== Stored data
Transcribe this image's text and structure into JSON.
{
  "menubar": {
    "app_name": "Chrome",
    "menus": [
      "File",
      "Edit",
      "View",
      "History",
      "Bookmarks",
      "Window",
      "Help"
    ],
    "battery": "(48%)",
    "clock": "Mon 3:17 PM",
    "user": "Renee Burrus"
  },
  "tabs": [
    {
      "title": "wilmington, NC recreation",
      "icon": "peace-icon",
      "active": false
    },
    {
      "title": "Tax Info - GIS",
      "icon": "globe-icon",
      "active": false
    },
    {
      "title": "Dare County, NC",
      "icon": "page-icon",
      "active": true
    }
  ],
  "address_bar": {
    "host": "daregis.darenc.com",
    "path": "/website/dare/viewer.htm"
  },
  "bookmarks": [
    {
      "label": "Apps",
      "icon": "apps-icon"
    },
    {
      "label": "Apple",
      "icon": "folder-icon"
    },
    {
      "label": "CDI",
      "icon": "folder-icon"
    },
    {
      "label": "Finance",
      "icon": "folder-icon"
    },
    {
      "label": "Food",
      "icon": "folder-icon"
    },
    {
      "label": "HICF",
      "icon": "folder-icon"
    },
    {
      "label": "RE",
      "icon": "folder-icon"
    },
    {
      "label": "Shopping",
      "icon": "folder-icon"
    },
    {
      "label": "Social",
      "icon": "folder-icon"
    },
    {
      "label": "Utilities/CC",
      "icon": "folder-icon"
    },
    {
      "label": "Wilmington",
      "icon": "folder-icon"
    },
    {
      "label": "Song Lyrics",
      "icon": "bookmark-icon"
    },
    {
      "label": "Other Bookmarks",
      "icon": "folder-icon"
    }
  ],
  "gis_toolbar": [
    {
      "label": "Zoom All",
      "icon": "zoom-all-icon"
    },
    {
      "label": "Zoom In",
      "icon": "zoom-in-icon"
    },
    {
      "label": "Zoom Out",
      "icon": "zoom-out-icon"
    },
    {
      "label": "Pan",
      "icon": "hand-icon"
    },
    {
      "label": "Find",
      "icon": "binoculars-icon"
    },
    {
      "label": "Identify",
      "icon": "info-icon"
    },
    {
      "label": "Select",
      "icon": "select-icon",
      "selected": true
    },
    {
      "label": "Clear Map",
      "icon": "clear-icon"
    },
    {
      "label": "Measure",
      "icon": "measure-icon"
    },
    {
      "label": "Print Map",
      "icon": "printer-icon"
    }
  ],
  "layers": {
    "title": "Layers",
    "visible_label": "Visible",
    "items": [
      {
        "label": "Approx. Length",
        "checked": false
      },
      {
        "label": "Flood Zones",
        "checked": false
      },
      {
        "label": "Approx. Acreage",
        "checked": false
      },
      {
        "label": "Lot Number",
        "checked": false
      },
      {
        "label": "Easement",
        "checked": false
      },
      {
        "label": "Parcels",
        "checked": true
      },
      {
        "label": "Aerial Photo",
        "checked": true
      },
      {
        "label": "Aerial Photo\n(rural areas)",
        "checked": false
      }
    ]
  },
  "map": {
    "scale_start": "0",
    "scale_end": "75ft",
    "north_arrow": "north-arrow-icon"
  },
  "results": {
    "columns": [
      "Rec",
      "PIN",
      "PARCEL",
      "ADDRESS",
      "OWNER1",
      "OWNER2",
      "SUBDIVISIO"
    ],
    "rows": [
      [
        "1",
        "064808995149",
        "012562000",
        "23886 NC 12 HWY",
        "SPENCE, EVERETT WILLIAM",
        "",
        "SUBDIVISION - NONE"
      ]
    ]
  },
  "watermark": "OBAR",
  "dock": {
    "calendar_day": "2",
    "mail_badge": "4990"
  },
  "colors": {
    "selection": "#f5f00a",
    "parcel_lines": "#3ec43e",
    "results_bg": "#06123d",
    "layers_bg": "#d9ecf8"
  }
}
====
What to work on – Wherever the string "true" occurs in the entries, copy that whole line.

Solution for this exercise –
      "active": true
      "selected": true
        "checked": true
        "checked": true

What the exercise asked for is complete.